Reference Count: 0
Sex Differences in Student Attitudes and Behavior toward Drugs over a Decade. Research Report 8-83.
Carter, Robert T.; Sedlacek, William E.
Studies examining college students' drug use behavior have found that drug use has increased over the periods studied. To examine the attitudes and behaviors towards drugs of University of Maryland freshmen over a decade, 410 freshmen in 1973 and 491 freshmen in l983 were administered an anonymous questionnaire. An analysis of the results showed that there was a significant decline, between 1973 and 1983, in incidence of use for 13 substances studied, except hard liquor, speed, heroin, and cocaine. There was also a decline in percent of regular use of most substances. For example, 33% regularly used marijuana in 1973, compared to 17% in 1983. Women were less likely than men to drink beer in 1973, but were more likely than men to smoke cigarettes and drink wine in 1983. Compared to 1973, 1983 students were more likely to feel that marijuana should not be legalized, and that someone found selling or using marijuana should be turned in to the proper authorities. Women were more likely than men to feel sorry for people on drugs and to be in favor of drug education programs. 1983 students were less supportive of drug education programs than 1973 students. (BL)

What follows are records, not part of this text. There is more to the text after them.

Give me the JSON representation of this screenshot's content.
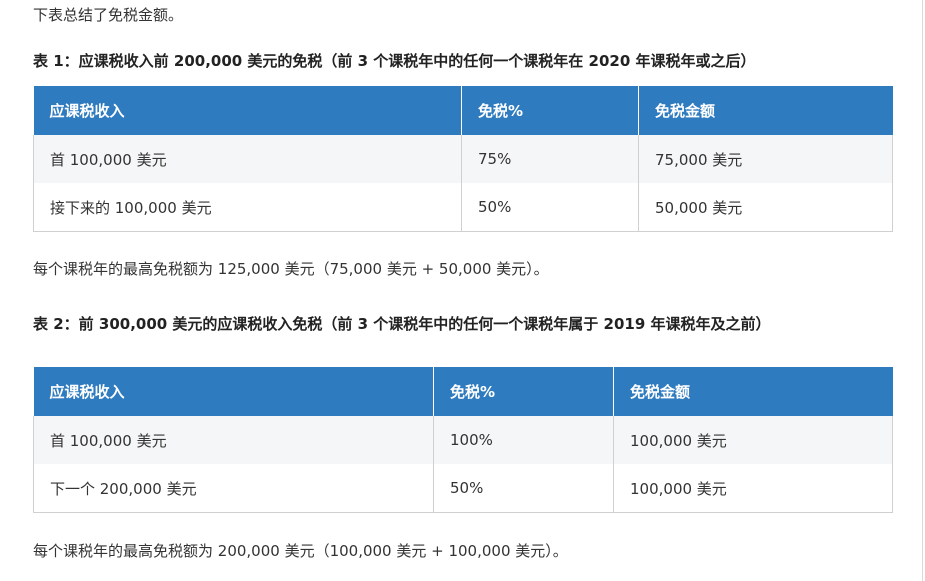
{
  "intro": "下表总结了免税金额。",
  "table1": {
    "caption": "表 1：应课税收入前 200,000 美元的免税（前 3 个课税年中的任何一个课税年在 2020 年课税年或之后）",
    "headers": [
      "应课税收入",
      "免税%",
      "免税金额"
    ],
    "rows": [
      [
        "首 100,000 美元",
        "75%",
        "75,000 美元"
      ],
      [
        "接下来的 100,000 美元",
        "50%",
        "50,000 美元"
      ]
    ],
    "note": "每个课税年的最高免税额为 125,000 美元（75,000 美元 + 50,000 美元）。"
  },
  "table2": {
    "caption": "表 2：前 300,000 美元的应课税收入免税（前 3 个课税年中的任何一个课税年属于 2019 年课税年及之前）",
    "headers": [
      "应课税收入",
      "免税%",
      "免税金额"
    ],
    "rows": [
      [
        "首 100,000 美元",
        "100%",
        "100,000 美元"
      ],
      [
        "下一个 200,000 美元",
        "50%",
        "100,000 美元"
      ]
    ],
    "note": "每个课税年的最高免税额为 200,000 美元（100,000 美元 + 100,000 美元）。"
  },
  "colors": {
    "header_bg": "#2f7bbf",
    "header_text": "#ffffff",
    "row_alt_bg": "#f5f6f7",
    "border": "#d0d0d0"
  }
}
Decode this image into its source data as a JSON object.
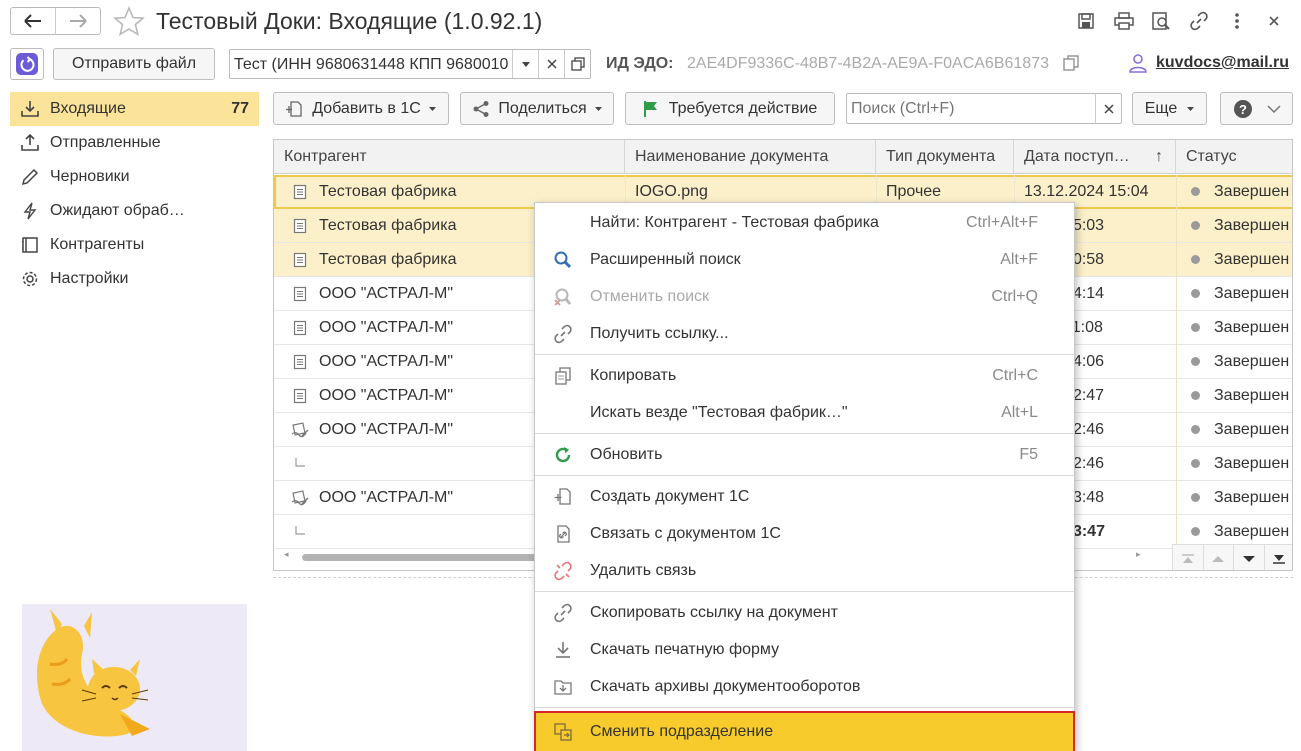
{
  "window": {
    "title": "Тестовый Доки: Входящие (1.0.92.1)",
    "nav_back_icon": "arrow-left-icon",
    "nav_forward_icon": "arrow-right-icon",
    "favorite_icon": "star-icon"
  },
  "header": {
    "send_file_label": "Отправить файл",
    "org_select_value": "Тест (ИНН 9680631448 КПП 9680010",
    "edo_label": "ИД ЭДО:",
    "edo_id": "2AE4DF9336C-48B7-4B2A-AE9A-F0ACA6B61873",
    "user_email": "kuvdocs@mail.ru"
  },
  "sidebar": {
    "items": [
      {
        "label": "Входящие",
        "count": "77",
        "icon": "inbox-download-icon"
      },
      {
        "label": "Отправленные",
        "icon": "outbox-upload-icon"
      },
      {
        "label": "Черновики",
        "icon": "pencil-icon"
      },
      {
        "label": "Ожидают обраб…",
        "icon": "lightning-icon"
      },
      {
        "label": "Контрагенты",
        "icon": "contacts-icon"
      },
      {
        "label": "Настройки",
        "icon": "gear-icon"
      }
    ]
  },
  "toolbar": {
    "add_1c_label": "Добавить в 1С",
    "share_label": "Поделиться",
    "action_required_label": "Требуется действие",
    "search_placeholder": "Поиск (Ctrl+F)",
    "more_label": "Еще",
    "help_icon": "question-icon"
  },
  "table": {
    "columns": [
      "Контрагент",
      "Наименование документа",
      "Тип документа",
      "Дата поступ…",
      "Статус"
    ],
    "rows": [
      {
        "contractor": "Тестовая фабрика",
        "doc": "IOGO.png",
        "type": "Прочее",
        "date": "13.12.2024 15:04",
        "status": "Завершен",
        "icon": "document-icon",
        "selected": true
      },
      {
        "contractor": "Тестовая фабрика",
        "doc": "",
        "type": "",
        "date": "2024 15:03",
        "status": "Завершен",
        "icon": "document-icon",
        "selected": true
      },
      {
        "contractor": "Тестовая фабрика",
        "doc": "",
        "type": "",
        "date": "2024 10:58",
        "status": "Завершен",
        "icon": "document-icon",
        "selected": true
      },
      {
        "contractor": "ООО \"АСТРАЛ-М\"",
        "doc": "",
        "type": "",
        "date": "2024 14:14",
        "status": "Завершен",
        "icon": "document-icon"
      },
      {
        "contractor": "ООО \"АСТРАЛ-М\"",
        "doc": "",
        "type": "",
        "date": "2024 11:08",
        "status": "Завершен",
        "icon": "document-icon"
      },
      {
        "contractor": "ООО \"АСТРАЛ-М\"",
        "doc": "",
        "type": "",
        "date": "2024 14:06",
        "status": "Завершен",
        "icon": "document-icon"
      },
      {
        "contractor": "ООО \"АСТРАЛ-М\"",
        "doc": "",
        "type": "",
        "date": "2024 12:47",
        "status": "Завершен",
        "icon": "document-icon"
      },
      {
        "contractor": "ООО \"АСТРАЛ-М\"",
        "doc": "",
        "type": "",
        "date": "2024 12:46",
        "status": "Завершен",
        "icon": "signed-document-icon"
      },
      {
        "contractor": "",
        "doc": "",
        "type": "",
        "date": "2024 12:46",
        "status": "Завершен",
        "icon": "tree-child-icon"
      },
      {
        "contractor": "ООО \"АСТРАЛ-М\"",
        "doc": "",
        "type": "",
        "date": "2024 13:48",
        "status": "Завершен",
        "icon": "signed-document-icon"
      },
      {
        "contractor": "",
        "doc": "",
        "type": "",
        "date": "2024 13:47",
        "status": "Завершен",
        "icon": "tree-child-icon",
        "bold_date": true
      }
    ]
  },
  "context_menu": {
    "items": [
      {
        "label": "Найти: Контрагент - Тестовая фабрика",
        "shortcut": "Ctrl+Alt+F",
        "icon": "none"
      },
      {
        "label": "Расширенный поиск",
        "shortcut": "Alt+F",
        "icon": "magnifier-icon"
      },
      {
        "label": "Отменить поиск",
        "shortcut": "Ctrl+Q",
        "icon": "cancel-search-icon",
        "disabled": true
      },
      {
        "label": "Получить ссылку...",
        "shortcut": "",
        "icon": "link-icon"
      },
      {
        "label": "Копировать",
        "shortcut": "Ctrl+C",
        "icon": "copy-icon"
      },
      {
        "label": "Искать везде \"Тестовая фабрик…\"",
        "shortcut": "Alt+L",
        "icon": "none"
      },
      {
        "label": "Обновить",
        "shortcut": "F5",
        "icon": "refresh-icon"
      },
      {
        "label": "Создать документ 1С",
        "shortcut": "",
        "icon": "create-document-icon"
      },
      {
        "label": "Связать с документом 1С",
        "shortcut": "",
        "icon": "link-document-icon"
      },
      {
        "label": "Удалить связь",
        "shortcut": "",
        "icon": "unlink-icon"
      },
      {
        "label": "Скопировать ссылку на документ",
        "shortcut": "",
        "icon": "link-icon"
      },
      {
        "label": "Скачать печатную форму",
        "shortcut": "",
        "icon": "download-icon"
      },
      {
        "label": "Скачать архивы документооборотов",
        "shortcut": "",
        "icon": "archive-download-icon"
      },
      {
        "label": "Сменить подразделение",
        "shortcut": "",
        "icon": "change-department-icon",
        "highlighted": true
      }
    ]
  },
  "colors": {
    "accent_yellow": "#f8cb2c",
    "selection": "#fbf0c9",
    "sidebar_active": "#fbe49a",
    "highlight_border": "#d62828",
    "app_icon": "#6b5bd6"
  }
}
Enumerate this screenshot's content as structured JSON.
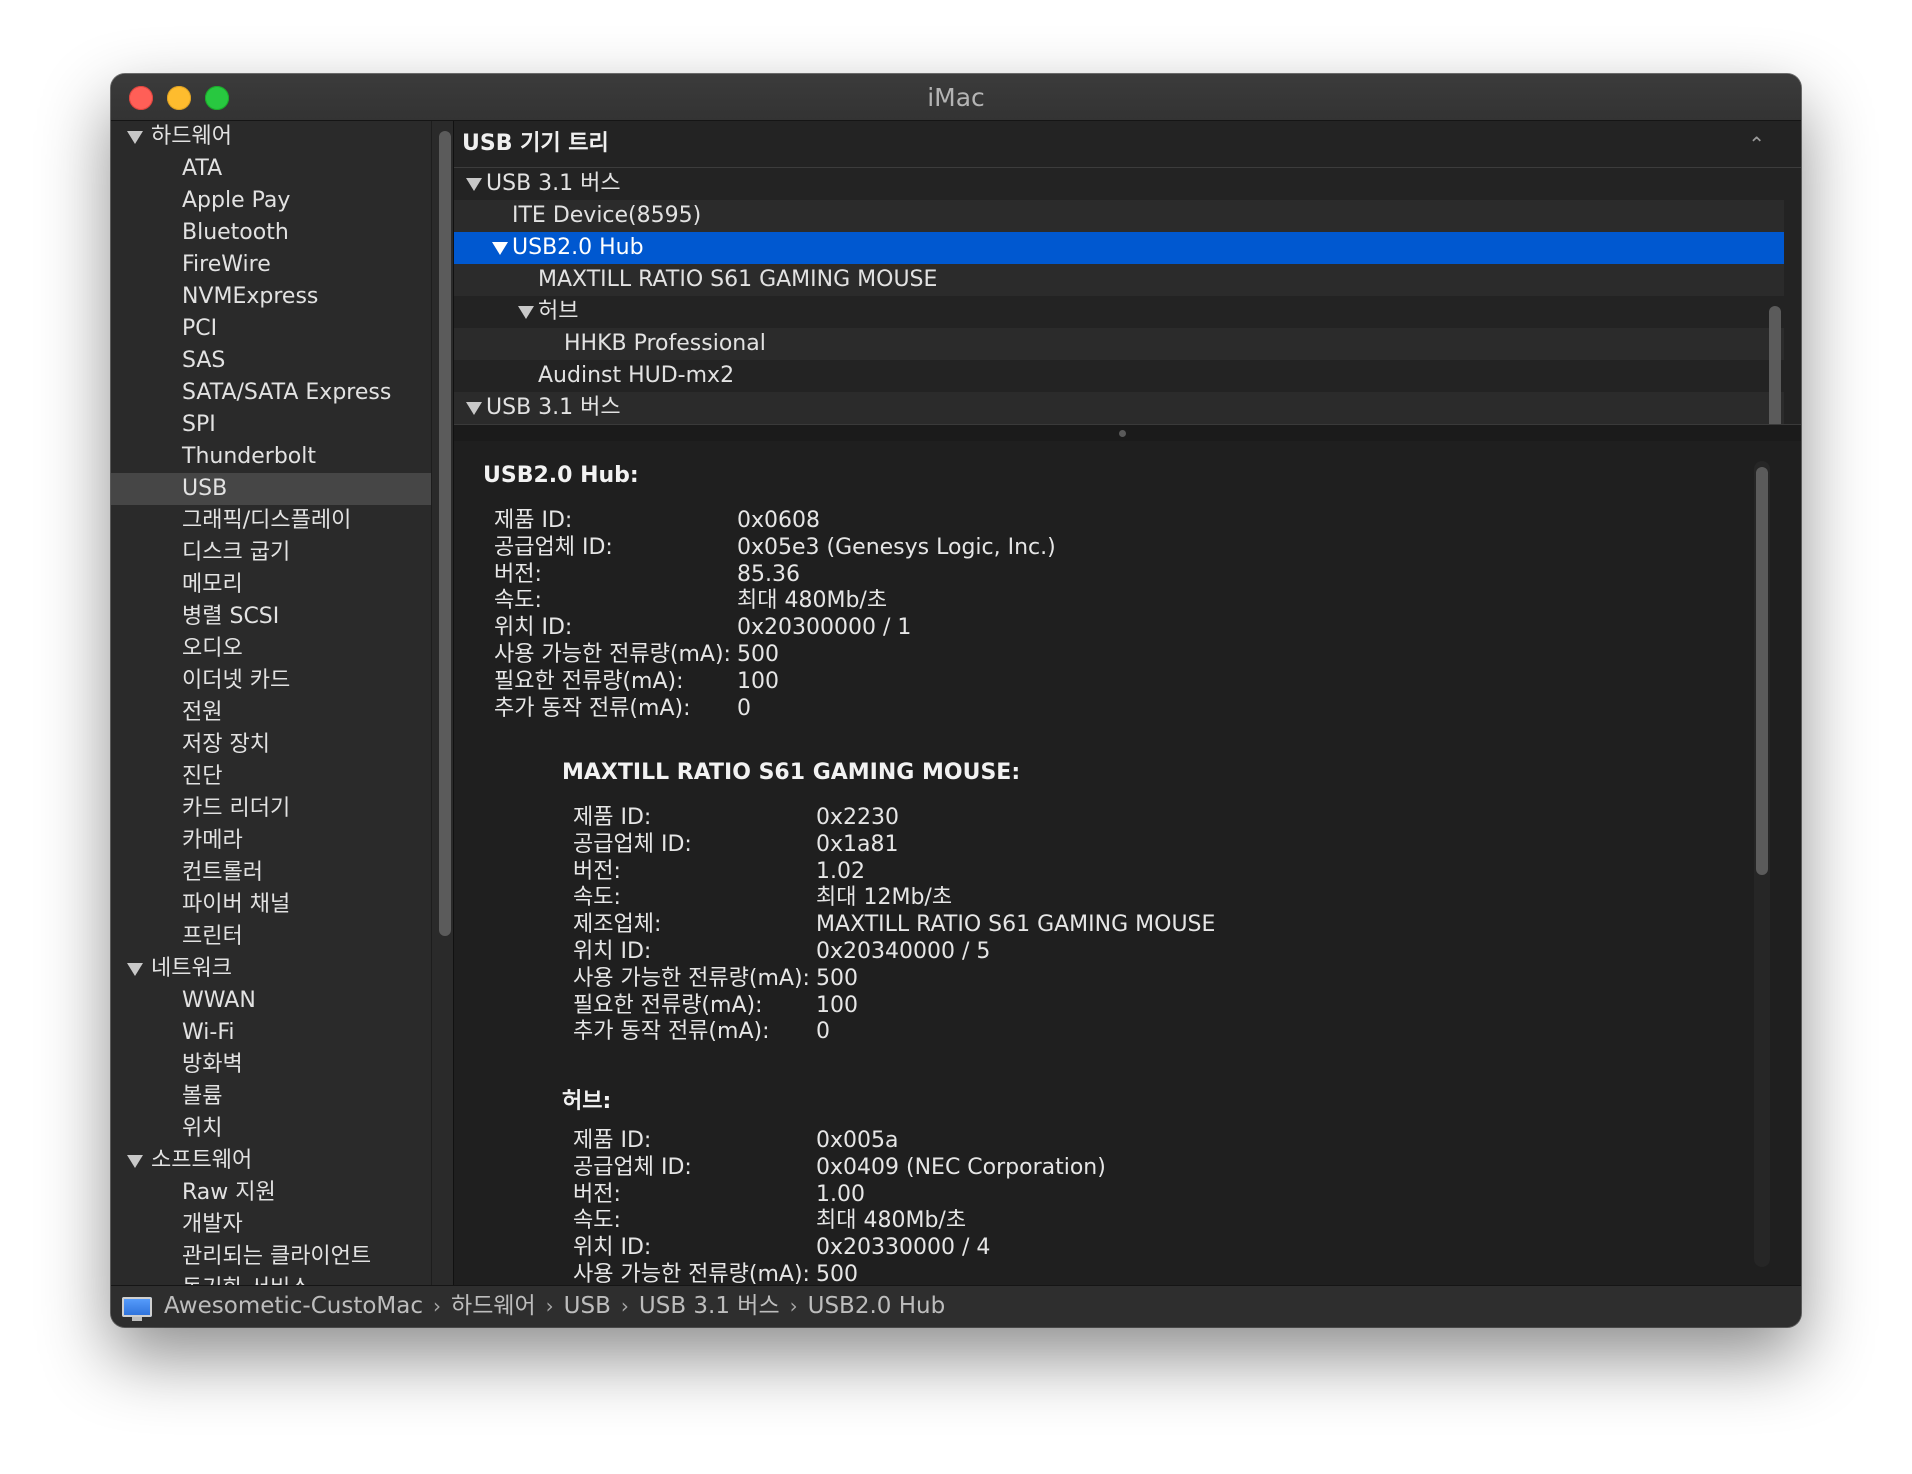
{
  "window": {
    "title": "iMac"
  },
  "sidebar": {
    "groups": [
      {
        "label": "하드웨어",
        "items": [
          "ATA",
          "Apple Pay",
          "Bluetooth",
          "FireWire",
          "NVMExpress",
          "PCI",
          "SAS",
          "SATA/SATA Express",
          "SPI",
          "Thunderbolt",
          "USB",
          "그래픽/디스플레이",
          "디스크 굽기",
          "메모리",
          "병렬 SCSI",
          "오디오",
          "이더넷 카드",
          "전원",
          "저장 장치",
          "진단",
          "카드 리더기",
          "카메라",
          "컨트롤러",
          "파이버 채널",
          "프린터"
        ]
      },
      {
        "label": "네트워크",
        "items": [
          "WWAN",
          "Wi-Fi",
          "방화벽",
          "볼륨",
          "위치"
        ]
      },
      {
        "label": "소프트웨어",
        "items": [
          "Raw 지원",
          "개발자",
          "관리되는 클라이언트",
          "동기화 서비스"
        ]
      }
    ],
    "selected": "USB"
  },
  "tree": {
    "header": "USB 기기 트리",
    "collapse_icon": "chevron-up-icon",
    "rows": [
      {
        "label": "USB 3.1 버스",
        "level": 0,
        "expanded": true
      },
      {
        "label": "ITE Device(8595)",
        "level": 1
      },
      {
        "label": "USB2.0 Hub",
        "level": 1,
        "expanded": true,
        "selected": true
      },
      {
        "label": "MAXTILL RATIO S61 GAMING MOUSE",
        "level": 2
      },
      {
        "label": "허브",
        "level": 2,
        "expanded": true
      },
      {
        "label": "HHKB Professional",
        "level": 3
      },
      {
        "label": "Audinst HUD-mx2",
        "level": 2
      },
      {
        "label": "USB 3.1 버스",
        "level": 0,
        "expanded": true
      }
    ]
  },
  "detail": {
    "title": "USB2.0 Hub:",
    "fields": [
      {
        "k": "제품 ID:",
        "v": "0x0608"
      },
      {
        "k": "공급업체 ID:",
        "v": "0x05e3  (Genesys Logic, Inc.)"
      },
      {
        "k": "버전:",
        "v": "85.36"
      },
      {
        "k": "속도:",
        "v": "최대 480Mb/초"
      },
      {
        "k": "위치 ID:",
        "v": "0x20300000 / 1"
      },
      {
        "k": "사용 가능한 전류량(mA):",
        "v": "500"
      },
      {
        "k": "필요한 전류량(mA):",
        "v": "100"
      },
      {
        "k": "추가 동작 전류(mA):",
        "v": "0"
      }
    ],
    "children": [
      {
        "title": "MAXTILL RATIO S61 GAMING MOUSE:",
        "fields": [
          {
            "k": "제품 ID:",
            "v": "0x2230"
          },
          {
            "k": "공급업체 ID:",
            "v": "0x1a81"
          },
          {
            "k": "버전:",
            "v": "1.02"
          },
          {
            "k": "속도:",
            "v": "최대 12Mb/초"
          },
          {
            "k": "제조업체:",
            "v": "MAXTILL RATIO S61 GAMING MOUSE"
          },
          {
            "k": "위치 ID:",
            "v": "0x20340000 / 5"
          },
          {
            "k": "사용 가능한 전류량(mA):",
            "v": "500"
          },
          {
            "k": "필요한 전류량(mA):",
            "v": "100"
          },
          {
            "k": "추가 동작 전류(mA):",
            "v": "0"
          }
        ]
      },
      {
        "title": "허브:",
        "fields": [
          {
            "k": "제품 ID:",
            "v": "0x005a"
          },
          {
            "k": "공급업체 ID:",
            "v": "0x0409  (NEC Corporation)"
          },
          {
            "k": "버전:",
            "v": "1.00"
          },
          {
            "k": "속도:",
            "v": "최대 480Mb/초"
          },
          {
            "k": "위치 ID:",
            "v": "0x20330000 / 4"
          },
          {
            "k": "사용 가능한 전류량(mA):",
            "v": "500"
          }
        ]
      }
    ]
  },
  "pathbar": {
    "icon": "computer-icon",
    "crumbs": [
      "Awesometic-CustoMac",
      "하드웨어",
      "USB",
      "USB 3.1 버스",
      "USB2.0 Hub"
    ],
    "separator": "›"
  }
}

Publication Type: Reports - Research
Education Level: N/A
Audience: Support Staff; Researchers; Practitioners
Authoring Institution: Maryland Univ., College Park. Counseling Center.
Identifiers: University of Maryland College Park